Here, we are passing empty lists to the second and the third argument since we do not need to use the Tags for selection nor for exclusion. A list for the science data

Finally, the science data can be selected using:

26list_of_science_images = dataselect.select_data(
27    all_files,
28    [],
29    [],
30    dataselect.expr_parser('(observation_class=="science" and exposure_time==60.)')

The exposure time is not really needed in this case since there are only 60-second frames, but it shows how you could have two selection criteria in the expression.

3.3.4. Bad Pixel Mask

Starting with DRAGONS v3.1, the static bad pixel masks (BPMs) are now handled as calibrations. They are downloadable from the archive instead of being packaged with the software. They are automatically associated like any other calibrations. This means that the user now must download the BPMs along with the other calibrations and add the BPMs to the local calibration manager.

See Getting Bad Pixel Masks from the archive in Tips and Tricks to learn about the various ways to get the BPMs from the archive.

To add the BPM included in the data package to the local calibration database:

32for bpm in dataselect.select_data(all_files, ['BPM']):
33    caldb.add_cal(bpm)

3.3.5. Create a Master Flat Field

As explained on the calibration webpage for GSAOI, dark subtraction is not necessary since the dark noise level is very low. Therefore, we can go ahead and start with the master flat.

A GSAOI K-short master flat is created from a series of lamp-on and lamp-off exposures. Each flavor is stacked, then the lamp-off stack is subtracted from the lamp-on stack and the result normalized.

We create the master flat field and add it to the calibration manager as follow:

34reduce_flats = Reduce()


The file name of the output processed flat is the file name of the first file in the list with _flat appended as a suffix. This is the general naming scheme used by the Recipe System.


If you wish to inspect the processed calibrations before adding them to the calibration database, remove the “store” option attached to the database in the dragonsrc configuration file. You will then have to add the calibrations manually following your inspection, eg.


3.3.6. Reduce Standard Star

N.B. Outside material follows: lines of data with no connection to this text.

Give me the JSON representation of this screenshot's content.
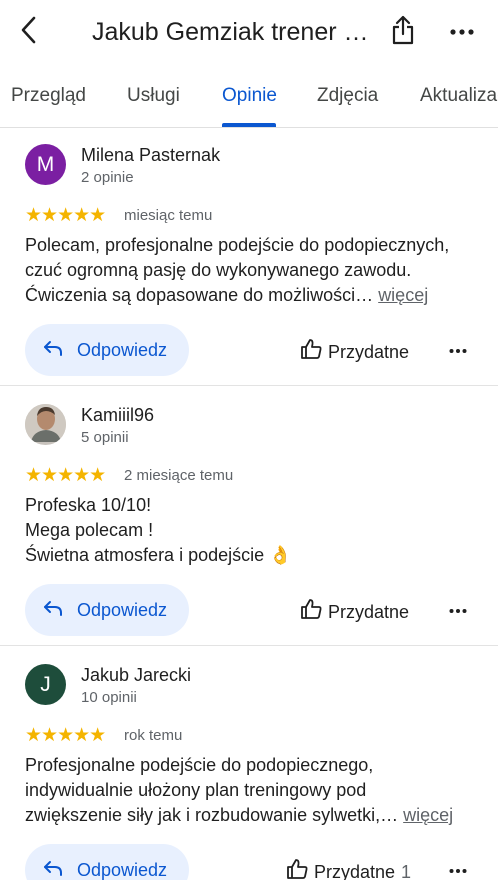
{
  "header": {
    "title": "Jakub Gemziak trener personalny",
    "icons": {
      "back": "back-arrow-icon",
      "share": "share-icon",
      "more": "more-horiz-icon"
    }
  },
  "tabs": [
    {
      "label": "Przegląd",
      "active": false
    },
    {
      "label": "Usługi",
      "active": false
    },
    {
      "label": "Opinie",
      "active": true
    },
    {
      "label": "Zdjęcia",
      "active": false
    },
    {
      "label": "Aktualizacje",
      "active": false
    }
  ],
  "colors": {
    "accent": "#0b57d0",
    "star": "#f4b400",
    "reply_bg": "#e8f0fe"
  },
  "reviews": [
    {
      "author": "Milena Pasternak",
      "initial": "M",
      "avatar_color": "#7b1fa2",
      "count": "2 opinie",
      "rating": 5,
      "stars": "★★★★★",
      "date": "miesiąc temu",
      "lines": [
        "Polecam, profesjonalne podejście do podopiecznych,",
        "czuć ogromną pasję do wykonywanego zawodu.",
        "Ćwiczenia są dopasowane do możliwości…"
      ],
      "more_label": "więcej",
      "reply_label": "Odpowiedz",
      "helpful_label": "Przydatne",
      "helpful_count": ""
    },
    {
      "author": "Kamiiil96",
      "initial": "",
      "avatar_color": "#bdbdbd",
      "count": "5 opinii",
      "rating": 5,
      "stars": "★★★★★",
      "date": "2 miesiące temu",
      "lines": [
        "Profeska 10/10!",
        "Mega polecam !",
        "Świetna atmosfera i podejście 👌"
      ],
      "more_label": "",
      "reply_label": "Odpowiedz",
      "helpful_label": "Przydatne",
      "helpful_count": ""
    },
    {
      "author": "Jakub Jarecki",
      "initial": "J",
      "avatar_color": "#1e4d3b",
      "count": "10 opinii",
      "rating": 5,
      "stars": "★★★★★",
      "date": "rok temu",
      "lines": [
        "Profesjonalne podejście do podopiecznego,",
        "indywidualnie ułożony plan treningowy pod",
        "zwiększenie siły jak i rozbudowanie sylwetki,…"
      ],
      "more_label": "więcej",
      "reply_label": "Odpowiedz",
      "helpful_label": "Przydatne",
      "helpful_count": "1"
    }
  ]
}
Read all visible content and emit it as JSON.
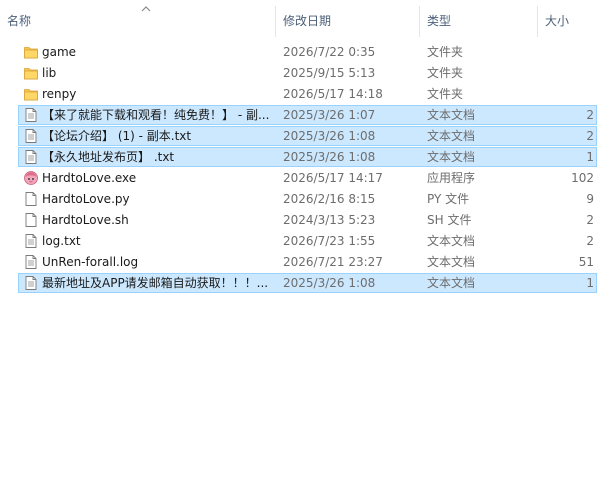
{
  "columns": {
    "name": "名称",
    "date": "修改日期",
    "type": "类型",
    "size": "大小"
  },
  "files": [
    {
      "name": "game",
      "date": "2026/7/22 0:35",
      "type": "文件夹",
      "size": "",
      "icon": "folder-icon",
      "selected": false
    },
    {
      "name": "lib",
      "date": "2025/9/15 5:13",
      "type": "文件夹",
      "size": "",
      "icon": "folder-icon",
      "selected": false
    },
    {
      "name": "renpy",
      "date": "2026/5/17 14:18",
      "type": "文件夹",
      "size": "",
      "icon": "folder-icon",
      "selected": false
    },
    {
      "name": "【来了就能下载和观看！纯免费！】 - 副...",
      "date": "2025/3/26 1:07",
      "type": "文本文档",
      "size": "2",
      "icon": "text-file-icon",
      "selected": true
    },
    {
      "name": "【论坛介绍】 (1) - 副本.txt",
      "date": "2025/3/26 1:08",
      "type": "文本文档",
      "size": "2",
      "icon": "text-file-icon",
      "selected": true
    },
    {
      "name": "【永久地址发布页】 .txt",
      "date": "2025/3/26 1:08",
      "type": "文本文档",
      "size": "1",
      "icon": "text-file-icon",
      "selected": true
    },
    {
      "name": "HardtoLove.exe",
      "date": "2026/5/17 14:17",
      "type": "应用程序",
      "size": "102",
      "icon": "app-icon",
      "selected": false
    },
    {
      "name": "HardtoLove.py",
      "date": "2026/2/16 8:15",
      "type": "PY 文件",
      "size": "9",
      "icon": "blank-file-icon",
      "selected": false
    },
    {
      "name": "HardtoLove.sh",
      "date": "2024/3/13 5:23",
      "type": "SH 文件",
      "size": "2",
      "icon": "blank-file-icon",
      "selected": false
    },
    {
      "name": "log.txt",
      "date": "2026/7/23 1:55",
      "type": "文本文档",
      "size": "2",
      "icon": "text-file-icon",
      "selected": false
    },
    {
      "name": "UnRen-forall.log",
      "date": "2026/7/21 23:27",
      "type": "文本文档",
      "size": "51",
      "icon": "text-file-icon",
      "selected": false
    },
    {
      "name": "最新地址及APP请发邮箱自动获取！！！...",
      "date": "2025/3/26 1:08",
      "type": "文本文档",
      "size": "1",
      "icon": "text-file-icon",
      "selected": true
    }
  ],
  "colors": {
    "selected_bg": "#cce8ff",
    "selected_border": "#99d1ff",
    "header_text": "#4c607a",
    "folder_yellow": "#f8c74a"
  }
}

The standard star is reduced essentially the same way as the science target (next section). The processed flat field that we added above to the local calibration database will be fetched automatically.

37reduce_std = Reduce()


Reduce will automatically align and stack the images. Therefore, it is no longer necessary to use the disco_stu tool for GSAOI data.

3.3.7. Reduce the Science Images

The science observation uses a dither-on-target with offset-to-sky pattern. The sky frames from the offset-to-sky position will be automatically detected and used for the sky subtraction.

The BPM and the master flat will be retrieved automatically from the local calibration database.

We use similar commands as before to initiate a new reduction to reduce the science data:

40reduce_target = Reduce()
42reduce_target.uparms.append(('skyCorrect:offset_sky', False))

This will generate flat corrected files, align them, stack them, and orient them such that North is up and East is left. The final image will have the name of the first file in the set, with the suffix _image. The on-target files are the ones that have been flat corrected (_flatCorrected), and scaled (_countsScaled). There should be nine of these.


S20170505S0095 - Final flat corrected, aligned, and stacked image

The figure above shows the final flat-corrected, aligned, and stacked frame. For absolute distortion correction and astrometry, Reduce can use a reference catalog provided by the user. Without a reference catalog, like above, only the relative distortion between the frames is accounted for.

The output stack units are in electrons (header keyword BUNIT=electrons). The output stack is stored in a multi-extension FITS (MEF) file. The science signal is in the “SCI” extension, the variance is in the “VAR” extension, and the data quality plane (mask) is in the “DQ” extension.